Angela Patton wants to transform the narrative about young black women. As the CEO of Girls For A Change, a nonprofit based in Richmond, Virginia, Patton leads programs that empower young black women to cultivate their voices, effectively communicating each of their unique stories. “My mom always emphasized being able to communicate with people about my feelings,” begins Patton. “She taught me to confront my problems with words, head-on. I prepared myself to deal with uncomfortable conversations and I try to pass that mindset onto the girls. It’s a necessary skill to effectively communicate what you want out of your career. You can’t control the narrative if everyone else speaks for you.” 

Girls For A Change identifies girls in the community as early as elementary school, setting the foundation for a relationship that will carry on into their early adulthood. “You can’t just give a young girl coding lessons in the third grade and then leave her to figure it out from there. We’re in it for the long haul,” explains Patton. By way of the Girl Ambassador Program Pathways, beginning in the ninth grade and lasting throughout their high school tenure, girls are paired with a string of mentors. Having a new mentor to network with each year for four years provides the opportunity for the girls to refine and retool their career aspirations. “This model has been extraordinary for our girls,” says Patton. “My girls build the muscle of being their strongest advocate. The girls have to learn how to market themselves as they genuinely expand their network with a diverse group of mentors.” 

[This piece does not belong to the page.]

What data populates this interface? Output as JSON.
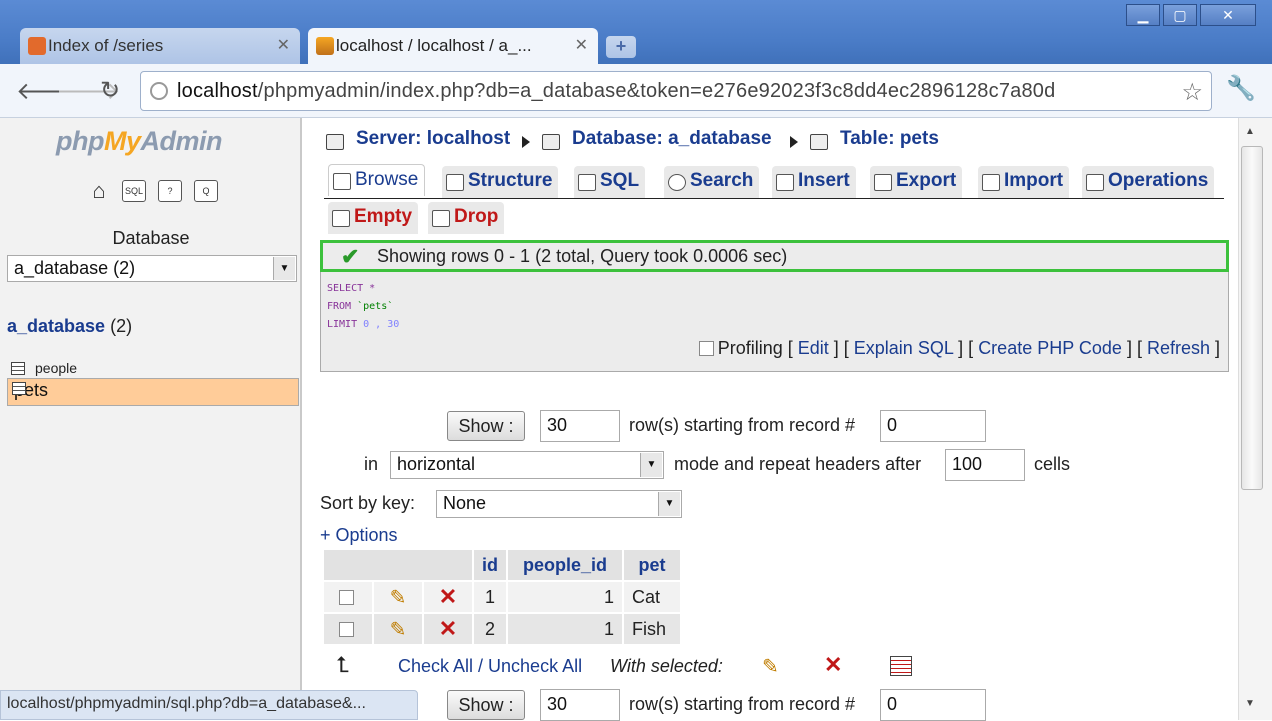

Angela Patton’s passion for strengthening her community fuels optimism for the future. She is clearly planting the seeds for creating women like her to carry her work forward and further solidify their worth. “My aim is to create a blueprint for girls to follow and use for generations to come,” she explains. “There is nothing more powerful than knowing one’s purpose. I’m a mother, a daughter, wife, and auntie, but my purpose and role on Earth are to do this work. That purpose isn’t meant to be stuck on what it means to be a black woman today, but it’s about what that legacy could mean tomorrow. My great-grandmother would never imagine what I’ve been able to build. And yet, I’m only able to do it because of what she accomplished. For the rest of my life, I’ll be paying it back to her. Preparing black girls for the world, and the world for black girls.”